“article-9 protects life and liberty but under FCR hundreds of people are arrested and detained every year without any charge or trial. For months and in some cases for years the detents stay in prison on the basis of the so called plea of collective tribal territorial responsibility (many can be punished for the actions of a few). In fact, liberty has no meaning in FATA except statelessness, lack of accountability and responsibility and the rule of ‘might is right'”
Waris Hussain (an adjunct professor specializing in international law) writing for Express Tribune in February 2014 before the launch of military operation Zarb -e-Asb in June of this year, highlighted one area of possible opposition to FCR abolition. He stated,
“the military may want to stymie this action, especially if it is considering military operations in FATA regions used by militants for sanctuary. As soldiers, not lawyers or prosecutors, it is understandable that the military would wish to avoid legal scrutiny of its potential future actions in FATA. Perhaps, it has learned a difficult lesson by being brought before the Supreme Court concerning missing persons in Balochistan and wishes to avoid any similar future controversies”
A second area of grave concern relates to females where the law appears strongly gender biased with no practical framework for helping the mothers, sisters, daughters of the Tribal Areas. As Muhammad Wazir points out “the FCR absolutely ignores crimes against women, (not even a single woman reported a case under the FCR so far), despite the fact that maximum crimes in FATA are related to women.”
These are only two examples from many issues covered under FCR.
“Go FCR Go” launches on social media

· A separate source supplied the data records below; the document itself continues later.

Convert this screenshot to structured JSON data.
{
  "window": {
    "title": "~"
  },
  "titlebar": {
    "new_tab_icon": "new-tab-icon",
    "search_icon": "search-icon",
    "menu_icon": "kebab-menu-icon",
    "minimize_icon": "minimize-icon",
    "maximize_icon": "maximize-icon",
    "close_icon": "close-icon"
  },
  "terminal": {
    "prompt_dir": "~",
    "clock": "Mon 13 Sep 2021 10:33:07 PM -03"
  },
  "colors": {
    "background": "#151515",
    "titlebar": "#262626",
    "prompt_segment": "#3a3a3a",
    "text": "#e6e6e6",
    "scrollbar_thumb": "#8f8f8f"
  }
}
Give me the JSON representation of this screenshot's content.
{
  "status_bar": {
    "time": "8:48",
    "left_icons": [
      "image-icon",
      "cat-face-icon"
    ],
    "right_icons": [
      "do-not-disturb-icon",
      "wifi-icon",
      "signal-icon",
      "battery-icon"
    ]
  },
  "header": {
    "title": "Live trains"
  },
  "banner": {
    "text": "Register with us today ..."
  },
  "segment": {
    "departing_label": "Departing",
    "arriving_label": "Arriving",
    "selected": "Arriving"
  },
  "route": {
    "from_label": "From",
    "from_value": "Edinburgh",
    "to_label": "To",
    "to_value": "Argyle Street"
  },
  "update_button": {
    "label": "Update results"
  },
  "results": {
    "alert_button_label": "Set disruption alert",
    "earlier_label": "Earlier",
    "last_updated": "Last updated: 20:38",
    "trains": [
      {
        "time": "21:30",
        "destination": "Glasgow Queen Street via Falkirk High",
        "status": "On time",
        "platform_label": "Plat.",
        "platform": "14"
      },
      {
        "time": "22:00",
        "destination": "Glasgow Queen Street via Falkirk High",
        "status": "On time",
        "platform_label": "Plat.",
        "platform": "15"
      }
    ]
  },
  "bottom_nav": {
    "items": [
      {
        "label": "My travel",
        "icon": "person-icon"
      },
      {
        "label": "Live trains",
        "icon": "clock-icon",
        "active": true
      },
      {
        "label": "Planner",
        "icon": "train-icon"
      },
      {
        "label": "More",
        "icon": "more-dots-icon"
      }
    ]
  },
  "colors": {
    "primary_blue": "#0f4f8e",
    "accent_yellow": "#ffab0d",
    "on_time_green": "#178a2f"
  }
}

Opposition to FCR is not going to disappear. This is a time of growing unrest in FATA with many Internally Displaced Persons (IDPs) angry at being forced from their homes due to military operations against insurgents. They want multiple issues aired and to return to an improved FATA, not one with the same restrictions and injustice.
DAWN media has just highlighted the latest example where FCR is being used to put pressure on the people of FATA with the launch of another military offensive called Khyber -1 in the Bara area. The local political agent informed residents that airstrikes would soon begin and told a jirga (tribal assembly of elders) that,
“the elders of Bara shall fulfil their responsibilities under the Collective Territorial Responsibilities clause of the Frontier Crimes Regulation and try to prevail upon militant groups and their sympathisers to refrain from putting up resistance during the Khyber-1 operation and instead voluntarily surrender”
This puts enormous pressure on Tribal people to convince militants to co-operate with the government when they may have no influence on them whatsoever and in doing so may be put at personal risk.
A seminar took place back in June before the latest upheaval to investigate the problems encountered by Tribal people. It was entitled ‘FCR: Need of Reformation, challenges and Way Forward’, and was organized by the Center for Research and Security Studies (CRSS). This initiative showed that the majority of participants, a mixed group of people representing civil society in FATA, demanded nothing less than the complete abolition of a law that has been maintained against their interests for far too long.
“FATA under FCR: An imperial black law”
The Frontier Crimes Regulation (FCR): A socio political assessment
Carol Anne Grayson is an independent writer/researcher on global health/human rights and is Executive Producer of the Oscar nominated, Incident in New Baghdad . She is a Registered Mental Nurse with a Masters in Gender Culture and Development. Carol was awarded the ESRC, Michael Young Prize for Research 2009, and the COTT ‘Action = Life’ Human Rights Award’ for “upholding truth and justice”. She is also a survivor of US “collateral damage”.